Various similar incidents have occurred throughout the years, with especially emotions in South Korea running very high. North Korea never makes any public statements on the border disagreements with China, yet given the special, historical significance of Paektu for the Democratic People’s Republic of Korea and for the Kim dynasty, one is obviously inclined to believe Pyongyang does also consider the volcano and Changbai as Korean territory….
Should North and South Korea ever be reunited, it’s unlikely such a reunified government would again endorse the 1962 Chinese-North Korean border treaty. It’s illustrative Beijing does actively support and facilitate multilateral cooperation and talks for large, interregional economic initiatives in the Jilin province such as the well-known Tumen Delta project (see border cases # 1), but in border disputes like Mt Paektu is avoiding those multilateral approaches. It prefers either to stay silent or to just simply imply it aims for full sovereignty. In view of the ever growing Chinese international importance and Chinese self-awareness and nationalism, it’s questionable Beijing will ever be willing to make concessions to the border agreement on Paektu.

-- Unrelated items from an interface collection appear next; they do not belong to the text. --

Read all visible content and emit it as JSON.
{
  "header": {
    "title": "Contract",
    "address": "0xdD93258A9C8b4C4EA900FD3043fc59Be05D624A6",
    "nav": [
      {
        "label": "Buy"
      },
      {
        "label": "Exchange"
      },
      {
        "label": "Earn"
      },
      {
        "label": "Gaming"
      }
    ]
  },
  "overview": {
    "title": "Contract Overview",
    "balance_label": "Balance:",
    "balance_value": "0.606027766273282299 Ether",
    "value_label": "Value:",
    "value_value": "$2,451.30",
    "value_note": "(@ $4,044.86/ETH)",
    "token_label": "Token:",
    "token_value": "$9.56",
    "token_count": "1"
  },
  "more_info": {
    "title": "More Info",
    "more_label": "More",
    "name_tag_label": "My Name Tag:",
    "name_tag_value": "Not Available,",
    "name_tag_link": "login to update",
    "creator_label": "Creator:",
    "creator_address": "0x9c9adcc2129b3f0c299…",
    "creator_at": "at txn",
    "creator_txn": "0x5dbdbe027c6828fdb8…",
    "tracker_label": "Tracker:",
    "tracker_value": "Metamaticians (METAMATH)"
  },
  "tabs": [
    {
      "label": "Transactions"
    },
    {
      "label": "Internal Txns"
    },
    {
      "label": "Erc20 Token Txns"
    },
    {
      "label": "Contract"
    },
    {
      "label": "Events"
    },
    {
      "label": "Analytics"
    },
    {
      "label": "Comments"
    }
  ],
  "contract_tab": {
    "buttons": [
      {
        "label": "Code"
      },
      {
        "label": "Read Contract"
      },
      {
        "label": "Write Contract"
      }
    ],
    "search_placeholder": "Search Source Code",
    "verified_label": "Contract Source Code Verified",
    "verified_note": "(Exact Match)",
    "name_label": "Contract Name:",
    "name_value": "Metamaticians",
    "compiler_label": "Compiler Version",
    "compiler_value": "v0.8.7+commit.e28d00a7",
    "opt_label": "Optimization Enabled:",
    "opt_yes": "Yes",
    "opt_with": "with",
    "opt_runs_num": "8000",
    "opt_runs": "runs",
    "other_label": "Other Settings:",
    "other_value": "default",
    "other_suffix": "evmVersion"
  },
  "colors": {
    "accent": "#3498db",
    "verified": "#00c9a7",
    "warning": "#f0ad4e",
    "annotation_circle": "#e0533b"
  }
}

The dance on this volcano is expected to continue…
Ps: The highest peak on Mt Paektu is 2744 meter .
In 1994 it still took quite some effort to get to Paektu due to the lack of regular train connections to the nearest by station, Baihe. Nowadays there is a fast rail connection to Baihe, the closest place to Paektu. In 1994 Baihe was just a very tiny station in the middle of nowhere: from this small village a long dirt road led to the foot of Paektu. In 2019 the village has ~4000 inhabitants.There are regular bus connections from Baihe to Mt. Paektu, owing to a new excellent highway. September is the best month for a visit.
The Chinese government has made many places of interest more accessible in Jilin province, as shown in this map: